Well, hopefully you enjoyed shaping the saw handle and making it fit your own hand instead fo the minuscule hand the makers intended it for. I have always liked the wheat stalks on saw handles and here is how a accomplished it on mine. There is another method which I will show in a second blog using carving chisels.
Here is the one I began in my previous blog, replete with wheat carved handle
And here it is before carving began.
Disston saws once had lovely wheat stalks carved in the handles. I copied one for this exercise, but generally I like to design my own as I go.
I begin by drawing the center lines on the wooden handle. These are lines I begin each leaf or stalk with. Every leaf, stalk or stem has a centre cut line., which starts each piece of carving. This line is a stab-cut line.
I then clamp my saw handle to the bench top as shown. Take care not to apply uneven or wrongful pressure on weak points as this can crack the handle.
I am using a Stanley knife with a sharp, strong point, but a chip carving knife will work equally well. I begin by pulling a center line down the center of each leaf and stalk, beginning with the stalk or stalks. That way all of the leaves come from each side of the stem.
With each center line I complete I make a scalloped incised sweeping cut in toward the center line in the shape of a half boat shape using the very point of the knife. This is one half of a leaf. Sometimes I stop at one half because it looks nice, other times I make the second half.
I work the leaves on either side of the main stem or branch using the same technique.
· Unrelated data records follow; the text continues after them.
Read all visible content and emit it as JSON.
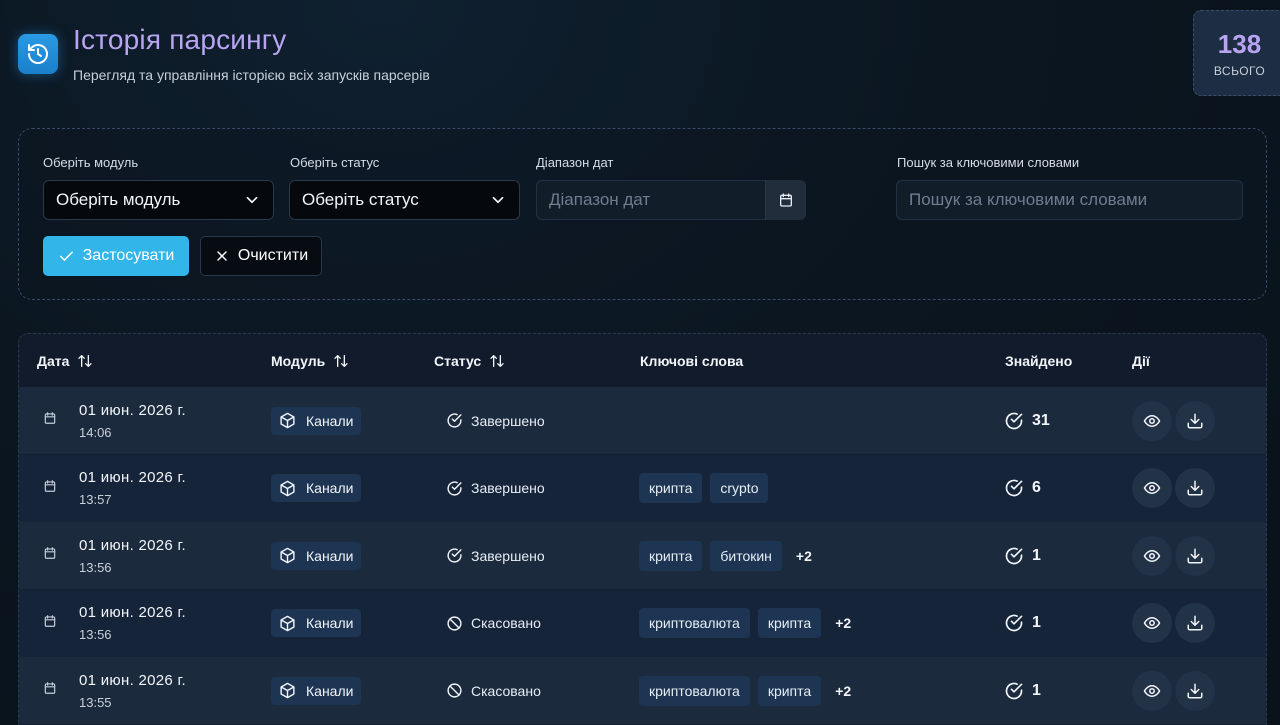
{
  "header": {
    "title": "Історія парсингу",
    "subtitle": "Перегляд та управління історією всіх запусків парсерів",
    "total_value": "138",
    "total_label": "ВСЬОГО"
  },
  "filters": {
    "module_label": "Оберіть модуль",
    "module_value": "Оберіть модуль",
    "status_label": "Оберіть статус",
    "status_value": "Оберіть статус",
    "date_label": "Діапазон дат",
    "date_placeholder": "Діапазон дат",
    "search_label": "Пошук за ключовими словами",
    "search_placeholder": "Пошук за ключовими словами",
    "apply_label": "Застосувати",
    "clear_label": "Очистити"
  },
  "table": {
    "columns": {
      "date": "Дата",
      "module": "Модуль",
      "status": "Статус",
      "keywords": "Ключові слова",
      "found": "Знайдено",
      "actions": "Дії"
    },
    "rows": [
      {
        "date": "01 июн. 2026 г.",
        "time": "14:06",
        "module": "Канали",
        "status": "Завершено",
        "status_type": "done",
        "keywords": [],
        "more": "",
        "found": "31"
      },
      {
        "date": "01 июн. 2026 г.",
        "time": "13:57",
        "module": "Канали",
        "status": "Завершено",
        "status_type": "done",
        "keywords": [
          "крипта",
          "crypto"
        ],
        "more": "",
        "found": "6"
      },
      {
        "date": "01 июн. 2026 г.",
        "time": "13:56",
        "module": "Канали",
        "status": "Завершено",
        "status_type": "done",
        "keywords": [
          "крипта",
          "битокин"
        ],
        "more": "+2",
        "found": "1"
      },
      {
        "date": "01 июн. 2026 г.",
        "time": "13:56",
        "module": "Канали",
        "status": "Скасовано",
        "status_type": "cancelled",
        "keywords": [
          "криптовалюта",
          "крипта"
        ],
        "more": "+2",
        "found": "1"
      },
      {
        "date": "01 июн. 2026 г.",
        "time": "13:55",
        "module": "Канали",
        "status": "Скасовано",
        "status_type": "cancelled",
        "keywords": [
          "криптовалюта",
          "крипта"
        ],
        "more": "+2",
        "found": "1"
      }
    ]
  },
  "colors": {
    "accent": "#32b6ea",
    "title": "#b8a4f0",
    "chip": "#1d3552"
  }
}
They need not be symmetrical and they need not be all the same shape. It’s personal thing.
This is how my saw looks with the carving and shaping completed. About an hours work in all.
-- Paul Sellers, UK http://paulsellers.com/paul-sellers-blog